The move forms part of a package of measures intended to assist customers through the cost-of-living crisis – and supports the regulator’s ongoing strategy to deliver better outcomes for consumers and improve standards across the UK’s financial services industry.

Reiterating the FCA’s commitment to enforcing its customer support expectations, Executive Director of Consumers and Competition Sheldon Mills noted: “Where we found issues, we’ve told firms to put them right. We’ll be monitoring them to ensure they do.”


Read the FCA’s full press release here.


TCC is helping firms with a number of engagements relevant to this topic – many of which have overlap and common risks.

For example, an important aspect of Consumer Duty is ensuring Product Design and Product Governance encompass the risks associated with manufacturer, design of fair terms and conditions, target market, distribution and measurement of product performance against expectations.

The FCA has consistently stated over the last several years that products must perform as reasonably expected by consumers. And certainly, poor claims and complaints outcomes would lead a firm to question if this was occurring.
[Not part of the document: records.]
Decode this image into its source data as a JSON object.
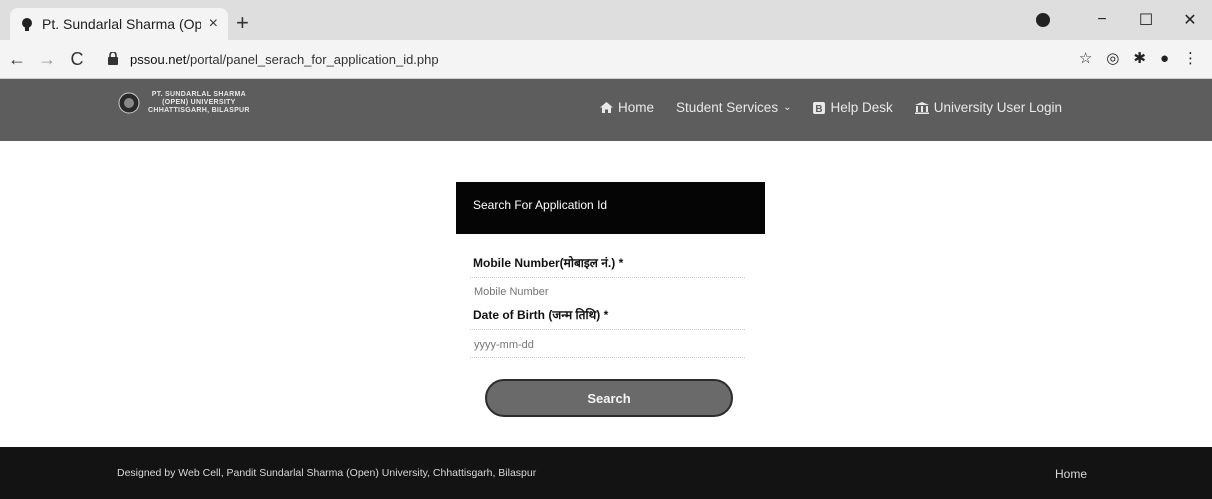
{
  "browser": {
    "tab_title": "Pt. Sundarlal Sharma (Ope",
    "close": "×",
    "new_tab": "+",
    "url_domain": "pssou.net",
    "url_path": "/portal/panel_serach_for_application_id.php",
    "minimize": "−",
    "maximize": "☐",
    "close_window": "✕"
  },
  "header": {
    "logo_lines": [
      "PT. SUNDARLAL SHARMA",
      "(OPEN) UNIVERSITY",
      "CHHATTISGARH, BILASPUR"
    ],
    "nav": {
      "home": "Home",
      "student_services": "Student Services",
      "help_desk": "Help Desk",
      "university_login": "University User Login"
    }
  },
  "form": {
    "heading": "Search For Application Id",
    "mobile_label": "Mobile Number(मोबाइल नं.) *",
    "mobile_placeholder": "Mobile Number",
    "dob_label": "Date of Birth (जन्म तिथि) *",
    "dob_placeholder": "yyyy-mm-dd",
    "search_button": "Search"
  },
  "footer": {
    "credit": "Designed by Web Cell, Pandit Sundarlal Sharma (Open) University, Chhattisgarh, Bilaspur",
    "home_link": "Home"
  }
}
Indeed, the Consumer Duty’s Consumer Support outcome requires that your after-sales support should be as robust, frictionless and responsive as pre-sales interactions.

A common Key Risk Indicator is whether claims patterns indicate that customers don’t understand key contract terms – such as interpretation of ‘reasonable care’ clauses.

Another important challenge to good customer outcomes is an ability to not only react, but also attempt to predict, where customers may suffer temporary or permanent vulnerability.

TCC are working with firms on maximising their MI and customer interaction oversight, alongside optimising other systems and controls, to effectively and consistently achieve this objective.


For more information on supporting customers at risk of financial difficulty, check out our other resources:

Four steps for mortgage lenders to deliver good customer outcomes

Why mortgage providers should be reviewing their compliance and focusing on resolving issues now 

The need for mortgage providers to deliver good outcomes for customers facing financial difficulty